Exercise directions => All records are to be retyped faithfully and completely.

Items from a data source:

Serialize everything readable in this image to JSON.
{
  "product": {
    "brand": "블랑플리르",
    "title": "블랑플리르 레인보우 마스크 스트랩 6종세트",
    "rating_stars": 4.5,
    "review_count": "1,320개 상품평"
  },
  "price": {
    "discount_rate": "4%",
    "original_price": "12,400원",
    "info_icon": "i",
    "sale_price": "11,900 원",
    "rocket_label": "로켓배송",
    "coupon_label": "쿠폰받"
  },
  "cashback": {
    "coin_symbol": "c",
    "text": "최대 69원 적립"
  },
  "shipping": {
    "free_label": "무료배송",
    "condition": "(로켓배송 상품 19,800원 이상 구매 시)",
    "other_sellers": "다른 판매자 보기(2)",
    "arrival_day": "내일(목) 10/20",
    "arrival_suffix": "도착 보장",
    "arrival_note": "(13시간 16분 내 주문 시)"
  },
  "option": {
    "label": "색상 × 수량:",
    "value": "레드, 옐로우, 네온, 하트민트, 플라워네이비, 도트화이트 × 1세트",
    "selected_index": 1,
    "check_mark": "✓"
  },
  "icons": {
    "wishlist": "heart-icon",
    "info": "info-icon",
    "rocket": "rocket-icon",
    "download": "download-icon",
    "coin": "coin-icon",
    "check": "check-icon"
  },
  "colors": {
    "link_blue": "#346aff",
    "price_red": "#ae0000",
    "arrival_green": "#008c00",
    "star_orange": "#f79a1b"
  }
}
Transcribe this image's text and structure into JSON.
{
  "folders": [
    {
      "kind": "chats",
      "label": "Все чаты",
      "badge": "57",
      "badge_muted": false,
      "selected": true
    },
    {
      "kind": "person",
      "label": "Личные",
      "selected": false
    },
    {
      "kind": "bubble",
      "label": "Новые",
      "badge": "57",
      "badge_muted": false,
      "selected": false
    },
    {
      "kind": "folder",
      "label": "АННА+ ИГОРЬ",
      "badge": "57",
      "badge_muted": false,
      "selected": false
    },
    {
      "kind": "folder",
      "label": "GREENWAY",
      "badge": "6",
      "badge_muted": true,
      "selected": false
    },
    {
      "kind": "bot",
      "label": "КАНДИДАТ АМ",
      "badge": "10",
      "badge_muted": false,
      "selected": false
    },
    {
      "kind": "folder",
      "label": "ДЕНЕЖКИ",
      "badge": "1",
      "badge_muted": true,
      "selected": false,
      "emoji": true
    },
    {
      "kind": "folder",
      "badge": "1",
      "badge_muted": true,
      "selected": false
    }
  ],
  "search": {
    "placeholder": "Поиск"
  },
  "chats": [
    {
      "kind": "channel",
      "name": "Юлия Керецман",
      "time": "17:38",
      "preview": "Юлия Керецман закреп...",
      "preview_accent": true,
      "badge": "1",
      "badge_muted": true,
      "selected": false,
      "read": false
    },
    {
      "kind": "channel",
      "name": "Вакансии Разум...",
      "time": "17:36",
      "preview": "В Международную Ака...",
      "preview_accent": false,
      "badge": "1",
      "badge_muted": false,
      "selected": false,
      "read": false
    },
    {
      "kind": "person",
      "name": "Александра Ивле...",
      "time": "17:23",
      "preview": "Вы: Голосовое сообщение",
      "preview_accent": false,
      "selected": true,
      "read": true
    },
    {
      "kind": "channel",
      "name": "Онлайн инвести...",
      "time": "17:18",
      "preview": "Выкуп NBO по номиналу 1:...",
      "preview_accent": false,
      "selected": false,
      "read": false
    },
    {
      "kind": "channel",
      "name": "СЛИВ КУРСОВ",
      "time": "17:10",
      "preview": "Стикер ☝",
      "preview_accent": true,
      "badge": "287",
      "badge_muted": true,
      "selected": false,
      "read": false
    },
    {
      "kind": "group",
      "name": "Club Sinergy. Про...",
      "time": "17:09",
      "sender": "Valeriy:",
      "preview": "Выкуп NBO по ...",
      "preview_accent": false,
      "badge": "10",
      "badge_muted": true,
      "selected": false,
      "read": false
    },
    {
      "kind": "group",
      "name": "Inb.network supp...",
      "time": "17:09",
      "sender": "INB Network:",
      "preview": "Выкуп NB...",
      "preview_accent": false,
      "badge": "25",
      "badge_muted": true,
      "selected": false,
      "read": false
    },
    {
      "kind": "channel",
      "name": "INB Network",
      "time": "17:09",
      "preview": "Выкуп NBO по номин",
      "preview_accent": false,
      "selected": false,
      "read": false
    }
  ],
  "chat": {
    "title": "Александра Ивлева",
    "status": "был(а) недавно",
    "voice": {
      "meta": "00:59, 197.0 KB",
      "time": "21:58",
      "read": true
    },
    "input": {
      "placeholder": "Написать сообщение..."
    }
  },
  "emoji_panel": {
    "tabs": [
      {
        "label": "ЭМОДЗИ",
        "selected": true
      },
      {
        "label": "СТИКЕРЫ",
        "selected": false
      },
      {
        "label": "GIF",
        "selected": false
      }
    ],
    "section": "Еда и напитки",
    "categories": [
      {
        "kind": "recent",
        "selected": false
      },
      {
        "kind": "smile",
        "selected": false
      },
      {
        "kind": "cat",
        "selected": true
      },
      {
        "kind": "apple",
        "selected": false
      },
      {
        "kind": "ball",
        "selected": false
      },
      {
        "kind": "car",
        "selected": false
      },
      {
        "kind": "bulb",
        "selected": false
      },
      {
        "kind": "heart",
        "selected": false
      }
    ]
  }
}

Response =>
Serialize everything readable in this image to JSON.
{
  "product": {
    "brand": "블랑플리르",
    "title": "블랑플리르 레인보우 마스크 스트랩 6종세트",
    "rating_stars": 4.5,
    "review_count": "1,320개 상품평"
  },
  "price": {
    "discount_rate": "4%",
    "original_price": "12,400원",
    "info_icon": "i",
    "sale_price": "11,900 원",
    "rocket_label": "로켓배송",
    "coupon_label": "쿠폰받"
  },
  "cashback": {
    "coin_symbol": "c",
    "text": "최대 69원 적립"
  },
  "shipping": {
    "free_label": "무료배송",
    "condition": "(로켓배송 상품 19,800원 이상 구매 시)",
    "other_sellers": "다른 판매자 보기(2)",
    "arrival_day": "내일(목) 10/20",
    "arrival_suffix": "도착 보장",
    "arrival_note": "(13시간 16분 내 주문 시)"
  },
  "option": {
    "label": "색상 × 수량:",
    "value": "레드, 옐로우, 네온, 하트민트, 플라워네이비, 도트화이트 × 1세트",
    "selected_index": 1,
    "check_mark": "✓"
  },
  "icons": {
    "wishlist": "heart-icon",
    "info": "info-icon",
    "rocket": "rocket-icon",
    "download": "download-icon",
    "coin": "coin-icon",
    "check": "check-icon"
  },
  "colors": {
    "link_blue": "#346aff",
    "price_red": "#ae0000",
    "arrival_green": "#008c00",
    "star_orange": "#f79a1b"
  }
}
Transcribe this image's text and structure into JSON.
{
  "folders": [
    {
      "kind": "chats",
      "label": "Все чаты",
      "badge": "57",
      "badge_muted": false,
      "selected": true
    },
    {
      "kind": "person",
      "label": "Личные",
      "selected": false
    },
    {
      "kind": "bubble",
      "label": "Новые",
      "badge": "57",
      "badge_muted": false,
      "selected": false
    },
    {
      "kind": "folder",
      "label": "АННА+ ИГОРЬ",
      "badge": "57",
      "badge_muted": false,
      "selected": false
    },
    {
      "kind": "folder",
      "label": "GREENWAY",
      "badge": "6",
      "badge_muted": true,
      "selected": false
    },
    {
      "kind": "bot",
      "label": "КАНДИДАТ АМ",
      "badge": "10",
      "badge_muted": false,
      "selected": false
    },
    {
      "kind": "folder",
      "label": "ДЕНЕЖКИ",
      "badge": "1",
      "badge_muted": true,
      "selected": false,
      "emoji": true
    },
    {
      "kind": "folder",
      "badge": "1",
      "badge_muted": true,
      "selected": false
    }
  ],
  "search": {
    "placeholder": "Поиск"
  },
  "chats": [
    {
      "kind": "channel",
      "name": "Юлия Керецман",
      "time": "17:38",
      "preview": "Юлия Керецман закреп...",
      "preview_accent": true,
      "badge": "1",
      "badge_muted": true,
      "selected": false,
      "read": false
    },
    {
      "kind": "channel",
      "name": "Вакансии Разум...",
      "time": "17:36",
      "preview": "В Международную Ака...",
      "preview_accent": false,
      "badge": "1",
      "badge_muted": false,
      "selected": false,
      "read": false
    },
    {
      "kind": "person",
      "name": "Александра Ивле...",
      "time": "17:23",
      "preview": "Вы: Голосовое сообщение",
      "preview_accent": false,
      "selected": true,
      "read": true
    },
    {
      "kind": "channel",
      "name": "Онлайн инвести...",
      "time": "17:18",
      "preview": "Выкуп NBO по номиналу 1:...",
      "preview_accent": false,
      "selected": false,
      "read": false
    },
    {
      "kind": "channel",
      "name": "СЛИВ КУРСОВ",
      "time": "17:10",
      "preview": "Стикер ☝",
      "preview_accent": true,
      "badge": "287",
      "badge_muted": true,
      "selected": false,
      "read": false
    },
    {
      "kind": "group",
      "name": "Club Sinergy. Про...",
      "time": "17:09",
      "sender": "Valeriy:",
      "preview": "Выкуп NBO по ...",
      "preview_accent": false,
      "badge": "10",
      "badge_muted": true,
      "selected": false,
      "read": false
    },
    {
      "kind": "group",
      "name": "Inb.network supp...",
      "time": "17:09",
      "sender": "INB Network:",
      "preview": "Выкуп NB...",
      "preview_accent": false,
      "badge": "25",
      "badge_muted": true,
      "selected": false,
      "read": false
    },
    {
      "kind": "channel",
      "name": "INB Network",
      "time": "17:09",
      "preview": "Выкуп NBO по номин",
      "preview_accent": false,
      "selected": false,
      "read": false
    }
  ],
  "chat": {
    "title": "Александра Ивлева",
    "status": "был(а) недавно",
    "voice": {
      "meta": "00:59, 197.0 KB",
      "time": "21:58",
      "read": true
    },
    "input": {
      "placeholder": "Написать сообщение..."
    }
  },
  "emoji_panel": {
    "tabs": [
      {
        "label": "ЭМОДЗИ",
        "selected": true
      },
      {
        "label": "СТИКЕРЫ",
        "selected": false
      },
      {
        "label": "GIF",
        "selected": false
      }
    ],
    "section": "Еда и напитки",
    "categories": [
      {
        "kind": "recent",
        "selected": false
      },
      {
        "kind": "smile",
        "selected": false
      },
      {
        "kind": "cat",
        "selected": true
      },
      {
        "kind": "apple",
        "selected": false
      },
      {
        "kind": "ball",
        "selected": false
      },
      {
        "kind": "car",
        "selected": false
      },
      {
        "kind": "bulb",
        "selected": false
      },
      {
        "kind": "heart",
        "selected": false
      }
    ]
  }
}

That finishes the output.